- [WORK REQUEST]
Would you give the listing again exactly as written, minus its pictures?

================================

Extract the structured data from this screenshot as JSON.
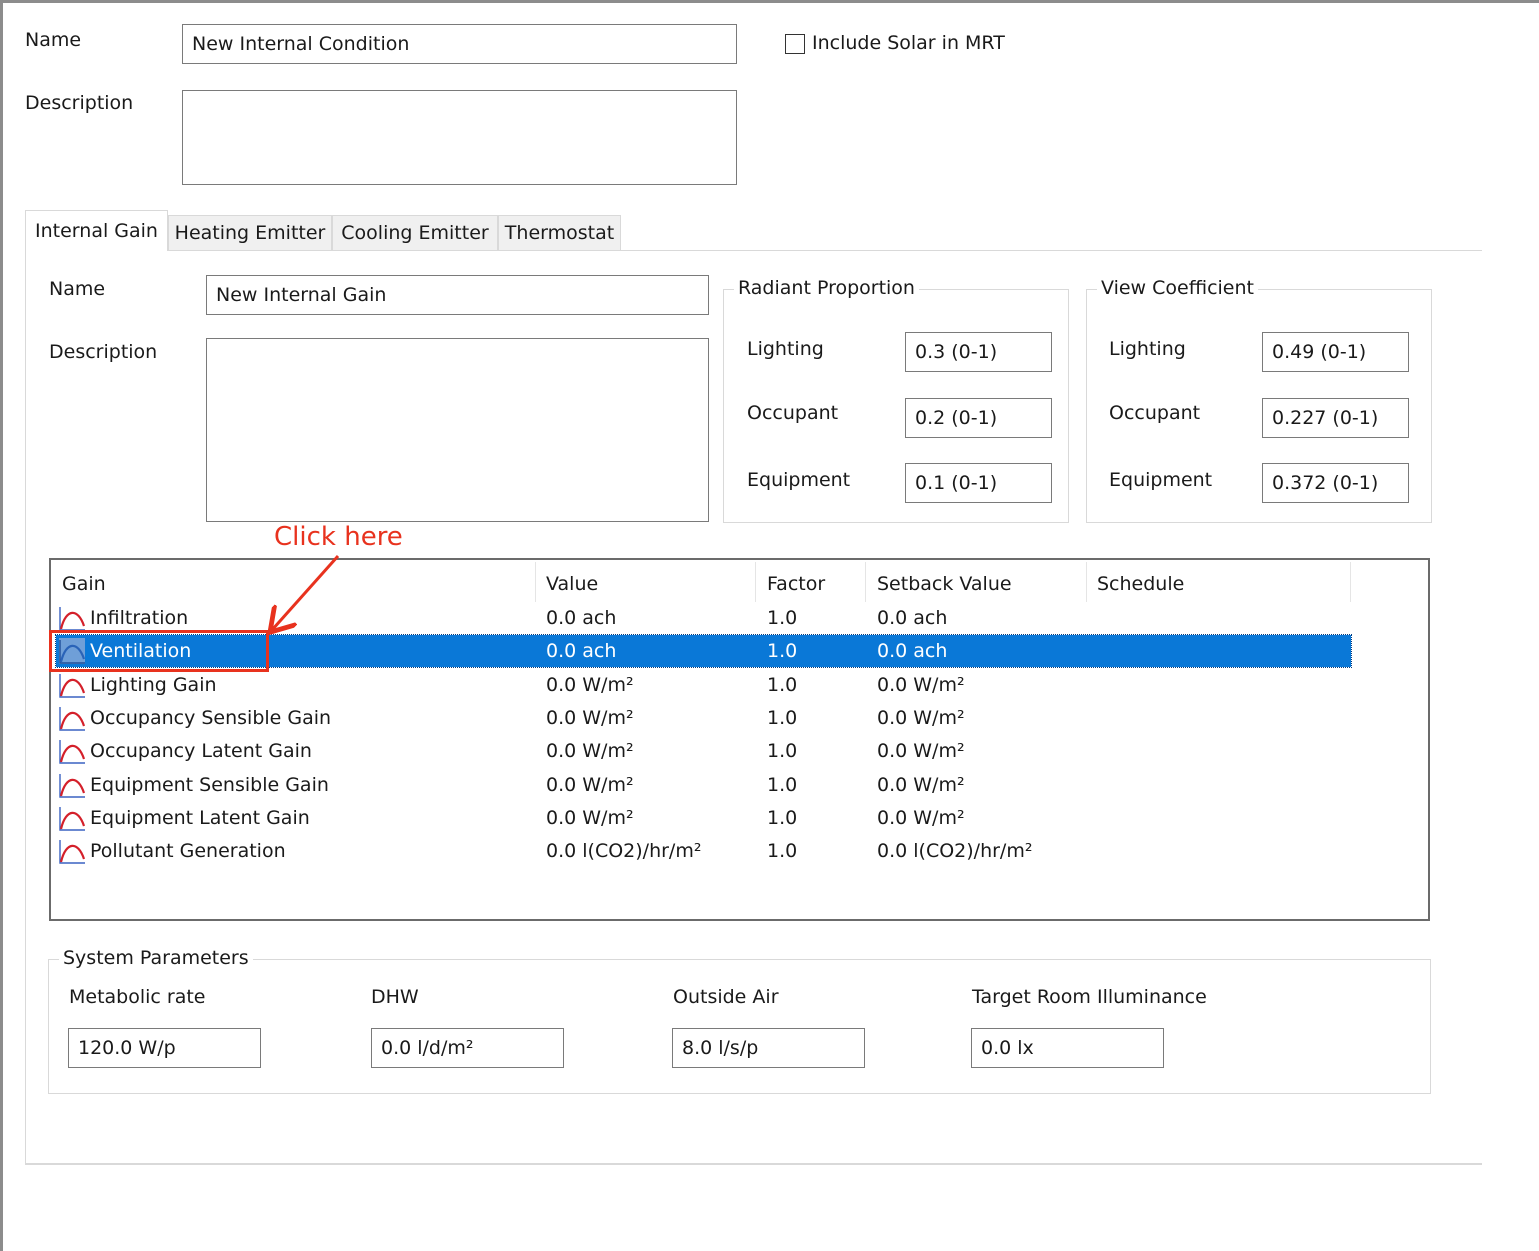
{
  "condition": {
    "name_label": "Name",
    "name_value": "New Internal Condition",
    "description_label": "Description",
    "description_value": "",
    "include_solar_label": "Include Solar in MRT",
    "include_solar_checked": false
  },
  "tabs": [
    {
      "label": "Internal Gain",
      "active": true
    },
    {
      "label": "Heating Emitter",
      "active": false
    },
    {
      "label": "Cooling Emitter",
      "active": false
    },
    {
      "label": "Thermostat",
      "active": false
    }
  ],
  "gain": {
    "name_label": "Name",
    "name_value": "New Internal Gain",
    "description_label": "Description",
    "description_value": ""
  },
  "radiant_proportion": {
    "title": "Radiant Proportion",
    "lighting_label": "Lighting",
    "lighting_value": "0.3 (0-1)",
    "occupant_label": "Occupant",
    "occupant_value": "0.2 (0-1)",
    "equipment_label": "Equipment",
    "equipment_value": "0.1 (0-1)"
  },
  "view_coefficient": {
    "title": "View Coefficient",
    "lighting_label": "Lighting",
    "lighting_value": "0.49 (0-1)",
    "occupant_label": "Occupant",
    "occupant_value": "0.227 (0-1)",
    "equipment_label": "Equipment",
    "equipment_value": "0.372 (0-1)"
  },
  "gain_table": {
    "columns": [
      "Gain",
      "Value",
      "Factor",
      "Setback Value",
      "Schedule"
    ],
    "rows": [
      {
        "gain": "Infiltration",
        "value": "0.0 ach",
        "factor": "1.0",
        "setback": "0.0 ach",
        "schedule": "",
        "selected": false
      },
      {
        "gain": "Ventilation",
        "value": "0.0 ach",
        "factor": "1.0",
        "setback": "0.0 ach",
        "schedule": "",
        "selected": true
      },
      {
        "gain": "Lighting Gain",
        "value": "0.0 W/m²",
        "factor": "1.0",
        "setback": "0.0 W/m²",
        "schedule": "",
        "selected": false
      },
      {
        "gain": "Occupancy Sensible Gain",
        "value": "0.0 W/m²",
        "factor": "1.0",
        "setback": "0.0 W/m²",
        "schedule": "",
        "selected": false
      },
      {
        "gain": "Occupancy Latent Gain",
        "value": "0.0 W/m²",
        "factor": "1.0",
        "setback": "0.0 W/m²",
        "schedule": "",
        "selected": false
      },
      {
        "gain": "Equipment Sensible Gain",
        "value": "0.0 W/m²",
        "factor": "1.0",
        "setback": "0.0 W/m²",
        "schedule": "",
        "selected": false
      },
      {
        "gain": "Equipment Latent Gain",
        "value": "0.0 W/m²",
        "factor": "1.0",
        "setback": "0.0 W/m²",
        "schedule": "",
        "selected": false
      },
      {
        "gain": "Pollutant Generation",
        "value": "0.0 l(CO2)/hr/m²",
        "factor": "1.0",
        "setback": "0.0 l(CO2)/hr/m²",
        "schedule": "",
        "selected": false
      }
    ]
  },
  "system_parameters": {
    "title": "System Parameters",
    "metabolic_label": "Metabolic rate",
    "metabolic_value": "120.0 W/p",
    "dhw_label": "DHW",
    "dhw_value": "0.0 l/d/m²",
    "outside_air_label": "Outside Air",
    "outside_air_value": "8.0 l/s/p",
    "illuminance_label": "Target Room Illuminance",
    "illuminance_value": "0.0 lx"
  },
  "annotation": {
    "text": "Click here",
    "color": "#e8321e"
  },
  "colors": {
    "selection": "#0a78d7",
    "curve_icon": "#d4202a",
    "curve_icon_selected": "#2a63b8"
  }
}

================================

- [ANSWER TO THE PROBLEM]
Extract the structured data from this screenshot as JSON.
{
  "condition": {
    "name_label": "Name",
    "name_value": "New Internal Condition",
    "description_label": "Description",
    "description_value": "",
    "include_solar_label": "Include Solar in MRT",
    "include_solar_checked": false
  },
  "tabs": [
    {
      "label": "Internal Gain",
      "active": true
    },
    {
      "label": "Heating Emitter",
      "active": false
    },
    {
      "label": "Cooling Emitter",
      "active": false
    },
    {
      "label": "Thermostat",
      "active": false
    }
  ],
  "gain": {
    "name_label": "Name",
    "name_value": "New Internal Gain",
    "description_label": "Description",
    "description_value": ""
  },
  "radiant_proportion": {
    "title": "Radiant Proportion",
    "lighting_label": "Lighting",
    "lighting_value": "0.3 (0-1)",
    "occupant_label": "Occupant",
    "occupant_value": "0.2 (0-1)",
    "equipment_label": "Equipment",
    "equipment_value": "0.1 (0-1)"
  },
  "view_coefficient": {
    "title": "View Coefficient",
    "lighting_label": "Lighting",
    "lighting_value": "0.49 (0-1)",
    "occupant_label": "Occupant",
    "occupant_value": "0.227 (0-1)",
    "equipment_label": "Equipment",
    "equipment_value": "0.372 (0-1)"
  },
  "gain_table": {
    "columns": [
      "Gain",
      "Value",
      "Factor",
      "Setback Value",
      "Schedule"
    ],
    "rows": [
      {
        "gain": "Infiltration",
        "value": "0.0 ach",
        "factor": "1.0",
        "setback": "0.0 ach",
        "schedule": "",
        "selected": false
      },
      {
        "gain": "Ventilation",
        "value": "0.0 ach",
        "factor": "1.0",
        "setback": "0.0 ach",
        "schedule": "",
        "selected": true
      },
      {
        "gain": "Lighting Gain",
        "value": "0.0 W/m²",
        "factor": "1.0",
        "setback": "0.0 W/m²",
        "schedule": "",
        "selected": false
      },
      {
        "gain": "Occupancy Sensible Gain",
        "value": "0.0 W/m²",
        "factor": "1.0",
        "setback": "0.0 W/m²",
        "schedule": "",
        "selected": false
      },
      {
        "gain": "Occupancy Latent Gain",
        "value": "0.0 W/m²",
        "factor": "1.0",
        "setback": "0.0 W/m²",
        "schedule": "",
        "selected": false
      },
      {
        "gain": "Equipment Sensible Gain",
        "value": "0.0 W/m²",
        "factor": "1.0",
        "setback": "0.0 W/m²",
        "schedule": "",
        "selected": false
      },
      {
        "gain": "Equipment Latent Gain",
        "value": "0.0 W/m²",
        "factor": "1.0",
        "setback": "0.0 W/m²",
        "schedule": "",
        "selected": false
      },
      {
        "gain": "Pollutant Generation",
        "value": "0.0 l(CO2)/hr/m²",
        "factor": "1.0",
        "setback": "0.0 l(CO2)/hr/m²",
        "schedule": "",
        "selected": false
      }
    ]
  },
  "system_parameters": {
    "title": "System Parameters",
    "metabolic_label": "Metabolic rate",
    "metabolic_value": "120.0 W/p",
    "dhw_label": "DHW",
    "dhw_value": "0.0 l/d/m²",
    "outside_air_label": "Outside Air",
    "outside_air_value": "8.0 l/s/p",
    "illuminance_label": "Target Room Illuminance",
    "illuminance_value": "0.0 lx"
  },
  "annotation": {
    "text": "Click here",
    "color": "#e8321e"
  },
  "colors": {
    "selection": "#0a78d7",
    "curve_icon": "#d4202a",
    "curve_icon_selected": "#2a63b8"
  }
}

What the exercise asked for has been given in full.